I ran into some trouble recently with pricing. I currently offer hourly rates during the quiet season for couples who only want the key parts of the day captured (often this is perfect for low budget weddings or couples getting married for the second time). However, last year I ran a promotion where I offered a second photographer for free with bookings made that week BUT I forgot to specify that it was for all day prices, not for hourly ones. As a result of this promotion, I now have a wedding where I need to cover the cost of a second shooter out of my own pocket – which is a lesson learnt the hard way. To make matters worse, this bride is an anxious one and wants to have several meetings before the big day with me & her other suppliers (her planner, venue etc) – which, of course I’m fine with – but it means that it’s cutting into my time and any remaining profit margin. I’ve also now just found out that the Ceremony is at a venue that I have photographed at before, and the lighting is horrendous… (thanks to where the sun sets, the bride & groom will have their top half in sun and bottom half in shade!) which also means that my time in post production & editing will be much more than usual as well. ALL of these mistakes mean I will lose money, for all the time and expenses involved. How would you recommend pricing for something like this, with factors (like the venue) that are outside of my control?

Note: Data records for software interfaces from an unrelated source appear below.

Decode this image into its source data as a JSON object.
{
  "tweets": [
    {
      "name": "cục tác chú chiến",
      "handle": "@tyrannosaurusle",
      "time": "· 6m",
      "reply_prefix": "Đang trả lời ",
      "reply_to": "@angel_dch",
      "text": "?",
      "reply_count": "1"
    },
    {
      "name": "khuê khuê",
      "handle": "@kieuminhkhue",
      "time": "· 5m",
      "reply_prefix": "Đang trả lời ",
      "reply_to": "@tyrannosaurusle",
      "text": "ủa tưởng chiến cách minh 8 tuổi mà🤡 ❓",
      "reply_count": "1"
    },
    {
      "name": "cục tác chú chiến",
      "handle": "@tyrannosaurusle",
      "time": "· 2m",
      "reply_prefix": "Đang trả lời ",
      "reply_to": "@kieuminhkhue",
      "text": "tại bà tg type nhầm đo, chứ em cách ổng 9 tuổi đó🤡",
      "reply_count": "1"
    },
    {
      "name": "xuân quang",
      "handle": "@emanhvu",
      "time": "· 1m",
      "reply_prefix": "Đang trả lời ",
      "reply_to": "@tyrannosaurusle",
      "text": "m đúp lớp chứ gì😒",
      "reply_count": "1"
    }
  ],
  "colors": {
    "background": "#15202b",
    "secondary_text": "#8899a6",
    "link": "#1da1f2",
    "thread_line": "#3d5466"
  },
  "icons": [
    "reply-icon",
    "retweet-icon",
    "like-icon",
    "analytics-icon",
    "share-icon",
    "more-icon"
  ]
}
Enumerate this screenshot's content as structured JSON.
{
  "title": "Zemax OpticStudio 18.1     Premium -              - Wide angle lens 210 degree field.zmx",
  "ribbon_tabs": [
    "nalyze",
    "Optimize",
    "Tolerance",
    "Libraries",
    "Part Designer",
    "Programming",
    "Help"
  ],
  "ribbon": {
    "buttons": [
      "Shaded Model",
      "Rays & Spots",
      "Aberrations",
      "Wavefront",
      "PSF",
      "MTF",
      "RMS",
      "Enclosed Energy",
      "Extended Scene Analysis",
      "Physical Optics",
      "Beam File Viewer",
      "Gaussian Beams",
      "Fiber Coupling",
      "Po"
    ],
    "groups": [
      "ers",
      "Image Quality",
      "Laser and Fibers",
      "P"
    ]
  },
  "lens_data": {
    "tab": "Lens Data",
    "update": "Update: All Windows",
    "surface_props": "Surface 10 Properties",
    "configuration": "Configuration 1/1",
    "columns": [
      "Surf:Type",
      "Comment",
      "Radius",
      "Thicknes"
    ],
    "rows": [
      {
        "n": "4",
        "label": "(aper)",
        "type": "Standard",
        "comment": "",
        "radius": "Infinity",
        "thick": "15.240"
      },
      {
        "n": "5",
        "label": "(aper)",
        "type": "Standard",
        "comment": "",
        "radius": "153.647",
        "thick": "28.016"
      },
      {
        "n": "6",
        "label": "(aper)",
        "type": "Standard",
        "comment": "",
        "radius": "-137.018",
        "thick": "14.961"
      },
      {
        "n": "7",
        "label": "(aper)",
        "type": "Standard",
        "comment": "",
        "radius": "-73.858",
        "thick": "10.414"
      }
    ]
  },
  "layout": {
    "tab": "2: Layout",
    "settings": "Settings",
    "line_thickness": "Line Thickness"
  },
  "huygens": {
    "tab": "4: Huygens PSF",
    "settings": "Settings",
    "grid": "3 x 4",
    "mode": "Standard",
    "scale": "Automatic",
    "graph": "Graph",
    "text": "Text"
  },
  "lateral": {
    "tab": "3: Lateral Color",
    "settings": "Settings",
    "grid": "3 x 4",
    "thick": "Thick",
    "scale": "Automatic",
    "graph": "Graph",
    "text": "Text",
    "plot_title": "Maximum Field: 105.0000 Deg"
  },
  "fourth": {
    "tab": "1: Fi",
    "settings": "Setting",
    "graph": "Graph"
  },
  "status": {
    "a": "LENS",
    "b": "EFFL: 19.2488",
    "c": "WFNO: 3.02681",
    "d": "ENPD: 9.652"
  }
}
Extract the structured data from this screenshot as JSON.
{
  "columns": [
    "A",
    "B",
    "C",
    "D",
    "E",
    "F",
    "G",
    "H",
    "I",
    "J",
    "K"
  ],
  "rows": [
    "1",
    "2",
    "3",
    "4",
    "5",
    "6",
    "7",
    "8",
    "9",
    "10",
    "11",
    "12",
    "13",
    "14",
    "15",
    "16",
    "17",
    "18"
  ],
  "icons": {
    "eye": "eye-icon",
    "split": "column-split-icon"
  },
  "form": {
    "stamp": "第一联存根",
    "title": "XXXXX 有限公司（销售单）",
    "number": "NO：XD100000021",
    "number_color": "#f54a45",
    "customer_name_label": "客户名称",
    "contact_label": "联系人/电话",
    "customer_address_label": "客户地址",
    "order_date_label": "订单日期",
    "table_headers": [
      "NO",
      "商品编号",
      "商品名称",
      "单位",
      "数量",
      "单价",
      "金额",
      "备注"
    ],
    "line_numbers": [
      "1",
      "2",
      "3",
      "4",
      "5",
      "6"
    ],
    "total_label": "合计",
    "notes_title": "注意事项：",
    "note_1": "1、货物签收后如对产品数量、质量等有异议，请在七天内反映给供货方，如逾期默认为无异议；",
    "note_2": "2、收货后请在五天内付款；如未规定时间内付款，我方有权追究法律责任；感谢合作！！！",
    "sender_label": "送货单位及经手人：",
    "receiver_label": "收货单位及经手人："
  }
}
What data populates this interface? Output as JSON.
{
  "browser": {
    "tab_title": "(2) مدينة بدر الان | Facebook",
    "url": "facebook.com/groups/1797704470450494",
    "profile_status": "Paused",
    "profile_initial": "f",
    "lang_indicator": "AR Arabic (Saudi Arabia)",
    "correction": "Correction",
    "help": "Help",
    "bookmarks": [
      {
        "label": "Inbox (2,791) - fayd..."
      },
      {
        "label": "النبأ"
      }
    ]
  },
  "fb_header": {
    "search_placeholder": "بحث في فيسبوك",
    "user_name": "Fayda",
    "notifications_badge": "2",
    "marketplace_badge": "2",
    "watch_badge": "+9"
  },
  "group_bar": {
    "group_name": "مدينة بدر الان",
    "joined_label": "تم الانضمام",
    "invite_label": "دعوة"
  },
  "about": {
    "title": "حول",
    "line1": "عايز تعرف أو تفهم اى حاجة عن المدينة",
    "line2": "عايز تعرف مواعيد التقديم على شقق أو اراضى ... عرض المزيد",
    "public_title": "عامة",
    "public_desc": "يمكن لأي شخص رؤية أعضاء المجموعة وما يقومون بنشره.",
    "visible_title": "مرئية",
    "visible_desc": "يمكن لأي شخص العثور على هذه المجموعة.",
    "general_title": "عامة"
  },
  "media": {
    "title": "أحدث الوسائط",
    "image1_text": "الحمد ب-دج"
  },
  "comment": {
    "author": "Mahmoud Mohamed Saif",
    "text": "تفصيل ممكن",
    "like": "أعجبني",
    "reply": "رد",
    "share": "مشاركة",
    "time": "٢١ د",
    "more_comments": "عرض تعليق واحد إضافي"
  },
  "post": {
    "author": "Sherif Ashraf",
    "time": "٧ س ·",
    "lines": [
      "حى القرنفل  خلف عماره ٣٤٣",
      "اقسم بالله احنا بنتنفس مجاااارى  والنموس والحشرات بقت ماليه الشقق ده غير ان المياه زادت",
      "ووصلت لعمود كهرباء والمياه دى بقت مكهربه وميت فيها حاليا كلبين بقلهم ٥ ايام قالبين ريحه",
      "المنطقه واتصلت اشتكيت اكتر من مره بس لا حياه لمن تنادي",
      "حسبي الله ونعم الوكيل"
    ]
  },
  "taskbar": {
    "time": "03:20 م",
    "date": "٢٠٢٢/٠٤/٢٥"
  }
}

Sincerely, pricing panic
Dear Pricing Panic,
Let’s just get real for a minute… pricing is still something that I struggle with today, 4 years into my business – and honestly, I think it will be something that is always a negotiation. Making changes, seeing how the market responds, making more changes and around & around we go. BUT, more than anything, I think it is great that you tried, tested & learnt something from this new promotional idea. I honestly believe that sometimes the best lessons are learnt the hard way (it seems to be the only way I learn anything!) so I want to give you a huge virtual high five for not being afraid to try something new and learn the hard way either.
To answer your specific question about structuring your pricing to cover elements that are out of your control, I thought it might be helpful for me to explain my own approach to pricing (which I also talked about in more detail here). I offer my couples four packages to choose from: an elopement package, a basic package with just one photographer, a mid-range package with two photographers and then a super package with so much included – it almost includes the kitchen sink. I know from my past years that majority of my couples don’t pick the cheapest package but they don’t book the most expensive either (my couples are normally paying for the wedding themselves so are responsible with their cashola – or like to think that they are), so generally they select the mid-range photography package.
Understanding this, I have ensured that this mid-range package is priced appropriately to cover my fixed & variable costs and my time, so if I was booking 30 of these every year – I would be running a super profitable, successful photography business. Now, pricing for everyone is super personal… we all have different fixed and variable costs & we have varying meanings of the word successful (for some people, successful means booking 15 weddings and earning a little on the side to help cover the kids ballet lessons, while others want to hustle and shoot as many weddings that they possibly can – there is no right or wrong but it is different for everyone) but I would suggest re-evaluating your pricing and using a tool to work out whether your cost of doing business is accurate for what you want to earn – here’s a link to a calculator that I’ve used in the past! When I calculate my cost of doing business, I always assume the worst. I assume the couple will want a lot of face time. I assume that I’ll be driving further than usual to photograph the wedding. I assume that I’ll be paying more to outsource my edit than I usually do. By working on this worse-case scenario means that you’re over estimating how much the wedding will cost you to photograph and therefore, you’ll always be more profitable than you think. Whether this is right or wrong, I don’t know. As I mentioned, I’m still working it out too when it comes to pricing and won’t pretend that I have it all together – but so far, this approach has worked for me!
I really hope this helps and as always, if you need help or support getting through this issue (or any others) don’t hesitate to email me! I’m here for you – believing always in community over competition, K.